◆ **Input data**

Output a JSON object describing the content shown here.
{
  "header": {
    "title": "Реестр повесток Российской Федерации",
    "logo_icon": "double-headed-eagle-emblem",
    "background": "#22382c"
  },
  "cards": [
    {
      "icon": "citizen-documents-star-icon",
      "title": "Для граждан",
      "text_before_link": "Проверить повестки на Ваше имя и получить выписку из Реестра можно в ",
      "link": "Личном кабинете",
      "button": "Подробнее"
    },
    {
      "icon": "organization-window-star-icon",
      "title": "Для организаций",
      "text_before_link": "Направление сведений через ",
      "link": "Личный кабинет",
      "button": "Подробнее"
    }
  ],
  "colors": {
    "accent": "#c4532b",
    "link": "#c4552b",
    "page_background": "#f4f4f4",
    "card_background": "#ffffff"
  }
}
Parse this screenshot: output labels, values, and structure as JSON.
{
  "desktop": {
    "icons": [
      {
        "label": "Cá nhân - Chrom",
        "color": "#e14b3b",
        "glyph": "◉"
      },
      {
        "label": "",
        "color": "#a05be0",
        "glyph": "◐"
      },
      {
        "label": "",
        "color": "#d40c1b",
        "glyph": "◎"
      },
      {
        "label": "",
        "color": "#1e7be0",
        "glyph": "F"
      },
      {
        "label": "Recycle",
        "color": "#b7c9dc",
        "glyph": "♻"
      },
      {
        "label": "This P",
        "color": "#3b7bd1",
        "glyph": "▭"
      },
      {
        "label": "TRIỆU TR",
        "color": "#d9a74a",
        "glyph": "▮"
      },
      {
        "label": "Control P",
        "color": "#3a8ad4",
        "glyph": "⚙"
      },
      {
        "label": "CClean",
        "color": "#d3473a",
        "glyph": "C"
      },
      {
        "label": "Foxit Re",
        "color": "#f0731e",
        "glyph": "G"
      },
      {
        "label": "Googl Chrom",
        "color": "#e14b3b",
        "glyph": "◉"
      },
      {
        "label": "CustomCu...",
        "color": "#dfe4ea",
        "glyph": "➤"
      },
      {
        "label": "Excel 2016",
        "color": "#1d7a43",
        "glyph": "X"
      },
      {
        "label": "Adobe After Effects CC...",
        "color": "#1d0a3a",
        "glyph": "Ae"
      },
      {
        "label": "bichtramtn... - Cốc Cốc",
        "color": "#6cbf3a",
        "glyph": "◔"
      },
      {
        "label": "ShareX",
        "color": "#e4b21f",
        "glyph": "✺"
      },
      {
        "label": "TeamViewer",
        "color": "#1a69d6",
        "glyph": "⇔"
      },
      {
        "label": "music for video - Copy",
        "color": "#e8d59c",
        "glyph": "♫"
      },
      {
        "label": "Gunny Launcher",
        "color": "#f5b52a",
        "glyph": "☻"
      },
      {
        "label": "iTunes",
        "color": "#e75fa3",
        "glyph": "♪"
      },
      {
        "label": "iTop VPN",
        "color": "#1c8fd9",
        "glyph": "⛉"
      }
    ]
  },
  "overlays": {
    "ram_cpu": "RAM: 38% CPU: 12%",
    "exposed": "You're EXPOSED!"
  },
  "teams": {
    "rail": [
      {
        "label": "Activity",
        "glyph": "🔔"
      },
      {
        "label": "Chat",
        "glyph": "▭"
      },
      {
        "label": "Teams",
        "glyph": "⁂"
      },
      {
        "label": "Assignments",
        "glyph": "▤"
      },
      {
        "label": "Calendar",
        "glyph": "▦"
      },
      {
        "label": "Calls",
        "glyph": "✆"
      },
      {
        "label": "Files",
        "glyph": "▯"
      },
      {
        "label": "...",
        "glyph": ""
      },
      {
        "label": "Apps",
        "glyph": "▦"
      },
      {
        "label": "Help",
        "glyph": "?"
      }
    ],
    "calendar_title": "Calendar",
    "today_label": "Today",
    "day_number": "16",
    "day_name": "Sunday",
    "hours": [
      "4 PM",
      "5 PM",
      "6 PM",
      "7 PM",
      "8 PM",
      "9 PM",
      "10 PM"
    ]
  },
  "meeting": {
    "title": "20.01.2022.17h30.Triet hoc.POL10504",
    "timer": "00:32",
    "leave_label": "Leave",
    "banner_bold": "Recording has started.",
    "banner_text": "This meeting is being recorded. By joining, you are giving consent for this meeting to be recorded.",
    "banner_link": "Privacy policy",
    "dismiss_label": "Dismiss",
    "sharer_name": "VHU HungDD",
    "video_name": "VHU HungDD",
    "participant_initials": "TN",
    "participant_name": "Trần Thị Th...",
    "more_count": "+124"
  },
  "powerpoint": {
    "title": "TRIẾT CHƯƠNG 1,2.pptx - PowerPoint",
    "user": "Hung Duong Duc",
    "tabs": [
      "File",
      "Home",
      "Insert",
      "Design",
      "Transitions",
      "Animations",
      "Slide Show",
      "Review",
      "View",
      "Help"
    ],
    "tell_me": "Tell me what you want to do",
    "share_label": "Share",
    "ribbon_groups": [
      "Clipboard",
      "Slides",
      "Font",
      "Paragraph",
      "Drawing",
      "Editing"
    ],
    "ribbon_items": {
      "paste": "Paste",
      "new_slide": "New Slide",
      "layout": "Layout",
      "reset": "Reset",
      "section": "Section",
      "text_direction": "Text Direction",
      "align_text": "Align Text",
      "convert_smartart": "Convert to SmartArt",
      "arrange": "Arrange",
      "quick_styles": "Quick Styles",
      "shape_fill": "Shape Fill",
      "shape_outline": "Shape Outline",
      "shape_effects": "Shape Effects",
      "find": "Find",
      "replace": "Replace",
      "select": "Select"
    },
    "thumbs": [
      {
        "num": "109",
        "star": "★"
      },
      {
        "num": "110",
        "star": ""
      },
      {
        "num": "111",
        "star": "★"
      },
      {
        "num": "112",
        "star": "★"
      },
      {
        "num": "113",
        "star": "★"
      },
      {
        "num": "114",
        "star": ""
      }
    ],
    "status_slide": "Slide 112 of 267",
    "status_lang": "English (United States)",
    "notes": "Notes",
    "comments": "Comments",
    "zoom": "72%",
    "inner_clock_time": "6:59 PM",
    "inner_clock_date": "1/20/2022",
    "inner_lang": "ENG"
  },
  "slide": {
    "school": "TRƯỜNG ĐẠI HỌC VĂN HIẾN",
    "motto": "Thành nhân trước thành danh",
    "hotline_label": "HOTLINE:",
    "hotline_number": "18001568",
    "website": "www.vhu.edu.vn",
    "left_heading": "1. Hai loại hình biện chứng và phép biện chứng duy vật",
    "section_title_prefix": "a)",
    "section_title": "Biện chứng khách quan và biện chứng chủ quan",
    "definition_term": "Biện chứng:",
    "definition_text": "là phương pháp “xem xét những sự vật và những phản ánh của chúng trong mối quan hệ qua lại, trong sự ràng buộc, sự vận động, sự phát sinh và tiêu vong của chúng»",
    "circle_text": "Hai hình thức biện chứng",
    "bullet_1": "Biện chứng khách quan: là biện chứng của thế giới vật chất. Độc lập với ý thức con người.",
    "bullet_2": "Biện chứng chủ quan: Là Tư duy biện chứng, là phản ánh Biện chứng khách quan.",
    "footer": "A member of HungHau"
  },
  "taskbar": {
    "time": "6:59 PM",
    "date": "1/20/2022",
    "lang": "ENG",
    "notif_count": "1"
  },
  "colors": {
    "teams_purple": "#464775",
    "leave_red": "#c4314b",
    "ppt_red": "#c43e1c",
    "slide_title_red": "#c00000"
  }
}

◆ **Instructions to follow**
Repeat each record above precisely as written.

◆ **Your solution**
Output a JSON object describing the content shown here.
{
  "header": {
    "title": "Реестр повесток Российской Федерации",
    "logo_icon": "double-headed-eagle-emblem",
    "background": "#22382c"
  },
  "cards": [
    {
      "icon": "citizen-documents-star-icon",
      "title": "Для граждан",
      "text_before_link": "Проверить повестки на Ваше имя и получить выписку из Реестра можно в ",
      "link": "Личном кабинете",
      "button": "Подробнее"
    },
    {
      "icon": "organization-window-star-icon",
      "title": "Для организаций",
      "text_before_link": "Направление сведений через ",
      "link": "Личный кабинет",
      "button": "Подробнее"
    }
  ],
  "colors": {
    "accent": "#c4532b",
    "link": "#c4552b",
    "page_background": "#f4f4f4",
    "card_background": "#ffffff"
  }
}
Parse this screenshot: output labels, values, and structure as JSON.
{
  "desktop": {
    "icons": [
      {
        "label": "Cá nhân - Chrom",
        "color": "#e14b3b",
        "glyph": "◉"
      },
      {
        "label": "",
        "color": "#a05be0",
        "glyph": "◐"
      },
      {
        "label": "",
        "color": "#d40c1b",
        "glyph": "◎"
      },
      {
        "label": "",
        "color": "#1e7be0",
        "glyph": "F"
      },
      {
        "label": "Recycle",
        "color": "#b7c9dc",
        "glyph": "♻"
      },
      {
        "label": "This P",
        "color": "#3b7bd1",
        "glyph": "▭"
      },
      {
        "label": "TRIỆU TR",
        "color": "#d9a74a",
        "glyph": "▮"
      },
      {
        "label": "Control P",
        "color": "#3a8ad4",
        "glyph": "⚙"
      },
      {
        "label": "CClean",
        "color": "#d3473a",
        "glyph": "C"
      },
      {
        "label": "Foxit Re",
        "color": "#f0731e",
        "glyph": "G"
      },
      {
        "label": "Googl Chrom",
        "color": "#e14b3b",
        "glyph": "◉"
      },
      {
        "label": "CustomCu...",
        "color": "#dfe4ea",
        "glyph": "➤"
      },
      {
        "label": "Excel 2016",
        "color": "#1d7a43",
        "glyph": "X"
      },
      {
        "label": "Adobe After Effects CC...",
        "color": "#1d0a3a",
        "glyph": "Ae"
      },
      {
        "label": "bichtramtn... - Cốc Cốc",
        "color": "#6cbf3a",
        "glyph": "◔"
      },
      {
        "label": "ShareX",
        "color": "#e4b21f",
        "glyph": "✺"
      },
      {
        "label": "TeamViewer",
        "color": "#1a69d6",
        "glyph": "⇔"
      },
      {
        "label": "music for video - Copy",
        "color": "#e8d59c",
        "glyph": "♫"
      },
      {
        "label": "Gunny Launcher",
        "color": "#f5b52a",
        "glyph": "☻"
      },
      {
        "label": "iTunes",
        "color": "#e75fa3",
        "glyph": "♪"
      },
      {
        "label": "iTop VPN",
        "color": "#1c8fd9",
        "glyph": "⛉"
      }
    ]
  },
  "overlays": {
    "ram_cpu": "RAM: 38% CPU: 12%",
    "exposed": "You're EXPOSED!"
  },
  "teams": {
    "rail": [
      {
        "label": "Activity",
        "glyph": "🔔"
      },
      {
        "label": "Chat",
        "glyph": "▭"
      },
      {
        "label": "Teams",
        "glyph": "⁂"
      },
      {
        "label": "Assignments",
        "glyph": "▤"
      },
      {
        "label": "Calendar",
        "glyph": "▦"
      },
      {
        "label": "Calls",
        "glyph": "✆"
      },
      {
        "label": "Files",
        "glyph": "▯"
      },
      {
        "label": "...",
        "glyph": ""
      },
      {
        "label": "Apps",
        "glyph": "▦"
      },
      {
        "label": "Help",
        "glyph": "?"
      }
    ],
    "calendar_title": "Calendar",
    "today_label": "Today",
    "day_number": "16",
    "day_name": "Sunday",
    "hours": [
      "4 PM",
      "5 PM",
      "6 PM",
      "7 PM",
      "8 PM",
      "9 PM",
      "10 PM"
    ]
  },
  "meeting": {
    "title": "20.01.2022.17h30.Triet hoc.POL10504",
    "timer": "00:32",
    "leave_label": "Leave",
    "banner_bold": "Recording has started.",
    "banner_text": "This meeting is being recorded. By joining, you are giving consent for this meeting to be recorded.",
    "banner_link": "Privacy policy",
    "dismiss_label": "Dismiss",
    "sharer_name": "VHU HungDD",
    "video_name": "VHU HungDD",
    "participant_initials": "TN",
    "participant_name": "Trần Thị Th...",
    "more_count": "+124"
  },
  "powerpoint": {
    "title": "TRIẾT CHƯƠNG 1,2.pptx - PowerPoint",
    "user": "Hung Duong Duc",
    "tabs": [
      "File",
      "Home",
      "Insert",
      "Design",
      "Transitions",
      "Animations",
      "Slide Show",
      "Review",
      "View",
      "Help"
    ],
    "tell_me": "Tell me what you want to do",
    "share_label": "Share",
    "ribbon_groups": [
      "Clipboard",
      "Slides",
      "Font",
      "Paragraph",
      "Drawing",
      "Editing"
    ],
    "ribbon_items": {
      "paste": "Paste",
      "new_slide": "New Slide",
      "layout": "Layout",
      "reset": "Reset",
      "section": "Section",
      "text_direction": "Text Direction",
      "align_text": "Align Text",
      "convert_smartart": "Convert to SmartArt",
      "arrange": "Arrange",
      "quick_styles": "Quick Styles",
      "shape_fill": "Shape Fill",
      "shape_outline": "Shape Outline",
      "shape_effects": "Shape Effects",
      "find": "Find",
      "replace": "Replace",
      "select": "Select"
    },
    "thumbs": [
      {
        "num": "109",
        "star": "★"
      },
      {
        "num": "110",
        "star": ""
      },
      {
        "num": "111",
        "star": "★"
      },
      {
        "num": "112",
        "star": "★"
      },
      {
        "num": "113",
        "star": "★"
      },
      {
        "num": "114",
        "star": ""
      }
    ],
    "status_slide": "Slide 112 of 267",
    "status_lang": "English (United States)",
    "notes": "Notes",
    "comments": "Comments",
    "zoom": "72%",
    "inner_clock_time": "6:59 PM",
    "inner_clock_date": "1/20/2022",
    "inner_lang": "ENG"
  },
  "slide": {
    "school": "TRƯỜNG ĐẠI HỌC VĂN HIẾN",
    "motto": "Thành nhân trước thành danh",
    "hotline_label": "HOTLINE:",
    "hotline_number": "18001568",
    "website": "www.vhu.edu.vn",
    "left_heading": "1. Hai loại hình biện chứng và phép biện chứng duy vật",
    "section_title_prefix": "a)",
    "section_title": "Biện chứng khách quan và biện chứng chủ quan",
    "definition_term": "Biện chứng:",
    "definition_text": "là phương pháp “xem xét những sự vật và những phản ánh của chúng trong mối quan hệ qua lại, trong sự ràng buộc, sự vận động, sự phát sinh và tiêu vong của chúng»",
    "circle_text": "Hai hình thức biện chứng",
    "bullet_1": "Biện chứng khách quan: là biện chứng của thế giới vật chất. Độc lập với ý thức con người.",
    "bullet_2": "Biện chứng chủ quan: Là Tư duy biện chứng, là phản ánh Biện chứng khách quan.",
    "footer": "A member of HungHau"
  },
  "taskbar": {
    "time": "6:59 PM",
    "date": "1/20/2022",
    "lang": "ENG",
    "notif_count": "1"
  },
  "colors": {
    "teams_purple": "#464775",
    "leave_red": "#c4314b",
    "ppt_red": "#c43e1c",
    "slide_title_red": "#c00000"
  }
}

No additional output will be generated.